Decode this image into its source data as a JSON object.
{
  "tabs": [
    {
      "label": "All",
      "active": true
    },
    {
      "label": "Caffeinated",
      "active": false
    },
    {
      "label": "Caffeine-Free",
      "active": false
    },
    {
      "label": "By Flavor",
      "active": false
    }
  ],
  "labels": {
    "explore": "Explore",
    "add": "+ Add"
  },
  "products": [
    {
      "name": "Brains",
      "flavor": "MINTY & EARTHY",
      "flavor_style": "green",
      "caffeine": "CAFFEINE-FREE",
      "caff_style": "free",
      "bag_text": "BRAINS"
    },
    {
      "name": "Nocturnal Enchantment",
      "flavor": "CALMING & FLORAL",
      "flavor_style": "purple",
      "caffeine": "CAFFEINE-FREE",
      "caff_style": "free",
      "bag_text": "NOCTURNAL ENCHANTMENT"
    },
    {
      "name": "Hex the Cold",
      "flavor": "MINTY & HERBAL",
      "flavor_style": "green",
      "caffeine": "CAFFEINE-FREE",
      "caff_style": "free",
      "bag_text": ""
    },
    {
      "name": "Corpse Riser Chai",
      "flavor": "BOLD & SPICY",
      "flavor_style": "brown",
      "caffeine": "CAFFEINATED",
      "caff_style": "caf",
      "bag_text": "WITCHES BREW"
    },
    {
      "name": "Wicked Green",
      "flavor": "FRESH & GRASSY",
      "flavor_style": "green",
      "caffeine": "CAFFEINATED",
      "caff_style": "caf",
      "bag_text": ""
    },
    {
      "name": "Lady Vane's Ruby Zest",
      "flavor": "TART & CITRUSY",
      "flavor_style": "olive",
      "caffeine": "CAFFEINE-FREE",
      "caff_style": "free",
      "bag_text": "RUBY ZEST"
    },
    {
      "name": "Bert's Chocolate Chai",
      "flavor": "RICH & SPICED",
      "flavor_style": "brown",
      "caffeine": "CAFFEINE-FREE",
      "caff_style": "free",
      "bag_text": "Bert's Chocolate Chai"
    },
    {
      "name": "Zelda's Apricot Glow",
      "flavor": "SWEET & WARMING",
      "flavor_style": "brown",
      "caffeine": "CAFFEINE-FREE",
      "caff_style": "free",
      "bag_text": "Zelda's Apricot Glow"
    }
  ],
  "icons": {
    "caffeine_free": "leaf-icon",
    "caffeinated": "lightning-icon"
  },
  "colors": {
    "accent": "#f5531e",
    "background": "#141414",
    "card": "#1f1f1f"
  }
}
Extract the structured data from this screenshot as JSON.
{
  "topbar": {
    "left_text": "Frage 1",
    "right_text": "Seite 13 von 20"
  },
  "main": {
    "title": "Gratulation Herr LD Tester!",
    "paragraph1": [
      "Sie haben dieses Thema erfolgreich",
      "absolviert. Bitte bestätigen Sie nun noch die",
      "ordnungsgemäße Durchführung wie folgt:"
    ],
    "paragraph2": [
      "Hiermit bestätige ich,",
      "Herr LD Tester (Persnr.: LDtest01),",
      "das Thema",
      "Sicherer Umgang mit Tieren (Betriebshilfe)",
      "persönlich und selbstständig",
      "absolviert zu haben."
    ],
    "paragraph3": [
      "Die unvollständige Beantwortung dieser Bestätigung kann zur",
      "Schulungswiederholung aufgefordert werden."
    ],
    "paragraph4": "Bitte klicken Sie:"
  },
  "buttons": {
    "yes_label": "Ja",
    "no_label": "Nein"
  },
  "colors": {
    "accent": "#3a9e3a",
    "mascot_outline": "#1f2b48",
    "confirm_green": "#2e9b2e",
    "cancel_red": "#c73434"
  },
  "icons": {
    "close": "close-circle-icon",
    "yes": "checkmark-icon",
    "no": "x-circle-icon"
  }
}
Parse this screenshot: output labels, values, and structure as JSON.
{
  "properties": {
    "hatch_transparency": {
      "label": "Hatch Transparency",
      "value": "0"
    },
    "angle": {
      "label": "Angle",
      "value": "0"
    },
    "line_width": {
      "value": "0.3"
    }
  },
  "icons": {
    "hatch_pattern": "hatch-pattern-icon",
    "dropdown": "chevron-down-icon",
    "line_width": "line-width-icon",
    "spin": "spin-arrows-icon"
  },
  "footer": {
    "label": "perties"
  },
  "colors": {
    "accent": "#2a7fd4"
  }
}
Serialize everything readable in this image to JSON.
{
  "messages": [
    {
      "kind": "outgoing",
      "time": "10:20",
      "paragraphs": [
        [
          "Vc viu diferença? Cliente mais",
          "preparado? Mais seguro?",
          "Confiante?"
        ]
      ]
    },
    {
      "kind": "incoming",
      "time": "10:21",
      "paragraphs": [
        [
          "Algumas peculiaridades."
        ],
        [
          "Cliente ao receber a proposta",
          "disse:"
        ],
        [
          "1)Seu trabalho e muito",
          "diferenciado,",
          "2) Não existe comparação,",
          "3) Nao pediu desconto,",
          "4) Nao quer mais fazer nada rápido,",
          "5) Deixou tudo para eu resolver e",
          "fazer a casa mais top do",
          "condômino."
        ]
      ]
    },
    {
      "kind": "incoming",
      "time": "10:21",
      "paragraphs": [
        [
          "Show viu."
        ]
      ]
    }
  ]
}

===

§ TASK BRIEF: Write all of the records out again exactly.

§ ANSWER FOR THE TASK:
Decode this image into its source data as a JSON object.
{
  "tabs": [
    {
      "label": "All",
      "active": true
    },
    {
      "label": "Caffeinated",
      "active": false
    },
    {
      "label": "Caffeine-Free",
      "active": false
    },
    {
      "label": "By Flavor",
      "active": false
    }
  ],
  "labels": {
    "explore": "Explore",
    "add": "+ Add"
  },
  "products": [
    {
      "name": "Brains",
      "flavor": "MINTY & EARTHY",
      "flavor_style": "green",
      "caffeine": "CAFFEINE-FREE",
      "caff_style": "free",
      "bag_text": "BRAINS"
    },
    {
      "name": "Nocturnal Enchantment",
      "flavor": "CALMING & FLORAL",
      "flavor_style": "purple",
      "caffeine": "CAFFEINE-FREE",
      "caff_style": "free",
      "bag_text": "NOCTURNAL ENCHANTMENT"
    },
    {
      "name": "Hex the Cold",
      "flavor": "MINTY & HERBAL",
      "flavor_style": "green",
      "caffeine": "CAFFEINE-FREE",
      "caff_style": "free",
      "bag_text": ""
    },
    {
      "name": "Corpse Riser Chai",
      "flavor": "BOLD & SPICY",
      "flavor_style": "brown",
      "caffeine": "CAFFEINATED",
      "caff_style": "caf",
      "bag_text": "WITCHES BREW"
    },
    {
      "name": "Wicked Green",
      "flavor": "FRESH & GRASSY",
      "flavor_style": "green",
      "caffeine": "CAFFEINATED",
      "caff_style": "caf",
      "bag_text": ""
    },
    {
      "name": "Lady Vane's Ruby Zest",
      "flavor": "TART & CITRUSY",
      "flavor_style": "olive",
      "caffeine": "CAFFEINE-FREE",
      "caff_style": "free",
      "bag_text": "RUBY ZEST"
    },
    {
      "name": "Bert's Chocolate Chai",
      "flavor": "RICH & SPICED",
      "flavor_style": "brown",
      "caffeine": "CAFFEINE-FREE",
      "caff_style": "free",
      "bag_text": "Bert's Chocolate Chai"
    },
    {
      "name": "Zelda's Apricot Glow",
      "flavor": "SWEET & WARMING",
      "flavor_style": "brown",
      "caffeine": "CAFFEINE-FREE",
      "caff_style": "free",
      "bag_text": "Zelda's Apricot Glow"
    }
  ],
  "icons": {
    "caffeine_free": "leaf-icon",
    "caffeinated": "lightning-icon"
  },
  "colors": {
    "accent": "#f5531e",
    "background": "#141414",
    "card": "#1f1f1f"
  }
}
Extract the structured data from this screenshot as JSON.
{
  "topbar": {
    "left_text": "Frage 1",
    "right_text": "Seite 13 von 20"
  },
  "main": {
    "title": "Gratulation Herr LD Tester!",
    "paragraph1": [
      "Sie haben dieses Thema erfolgreich",
      "absolviert. Bitte bestätigen Sie nun noch die",
      "ordnungsgemäße Durchführung wie folgt:"
    ],
    "paragraph2": [
      "Hiermit bestätige ich,",
      "Herr LD Tester (Persnr.: LDtest01),",
      "das Thema",
      "Sicherer Umgang mit Tieren (Betriebshilfe)",
      "persönlich und selbstständig",
      "absolviert zu haben."
    ],
    "paragraph3": [
      "Die unvollständige Beantwortung dieser Bestätigung kann zur",
      "Schulungswiederholung aufgefordert werden."
    ],
    "paragraph4": "Bitte klicken Sie:"
  },
  "buttons": {
    "yes_label": "Ja",
    "no_label": "Nein"
  },
  "colors": {
    "accent": "#3a9e3a",
    "mascot_outline": "#1f2b48",
    "confirm_green": "#2e9b2e",
    "cancel_red": "#c73434"
  },
  "icons": {
    "close": "close-circle-icon",
    "yes": "checkmark-icon",
    "no": "x-circle-icon"
  }
}
Parse this screenshot: output labels, values, and structure as JSON.
{
  "properties": {
    "hatch_transparency": {
      "label": "Hatch Transparency",
      "value": "0"
    },
    "angle": {
      "label": "Angle",
      "value": "0"
    },
    "line_width": {
      "value": "0.3"
    }
  },
  "icons": {
    "hatch_pattern": "hatch-pattern-icon",
    "dropdown": "chevron-down-icon",
    "line_width": "line-width-icon",
    "spin": "spin-arrows-icon"
  },
  "footer": {
    "label": "perties"
  },
  "colors": {
    "accent": "#2a7fd4"
  }
}
Serialize everything readable in this image to JSON.
{
  "messages": [
    {
      "kind": "outgoing",
      "time": "10:20",
      "paragraphs": [
        [
          "Vc viu diferença? Cliente mais",
          "preparado? Mais seguro?",
          "Confiante?"
        ]
      ]
    },
    {
      "kind": "incoming",
      "time": "10:21",
      "paragraphs": [
        [
          "Algumas peculiaridades."
        ],
        [
          "Cliente ao receber a proposta",
          "disse:"
        ],
        [
          "1)Seu trabalho e muito",
          "diferenciado,",
          "2) Não existe comparação,",
          "3) Nao pediu desconto,",
          "4) Nao quer mais fazer nada rápido,",
          "5) Deixou tudo para eu resolver e",
          "fazer a casa mais top do",
          "condômino."
        ]
      ]
    },
    {
      "kind": "incoming",
      "time": "10:21",
      "paragraphs": [
        [
          "Show viu."
        ]
      ]
    }
  ]
}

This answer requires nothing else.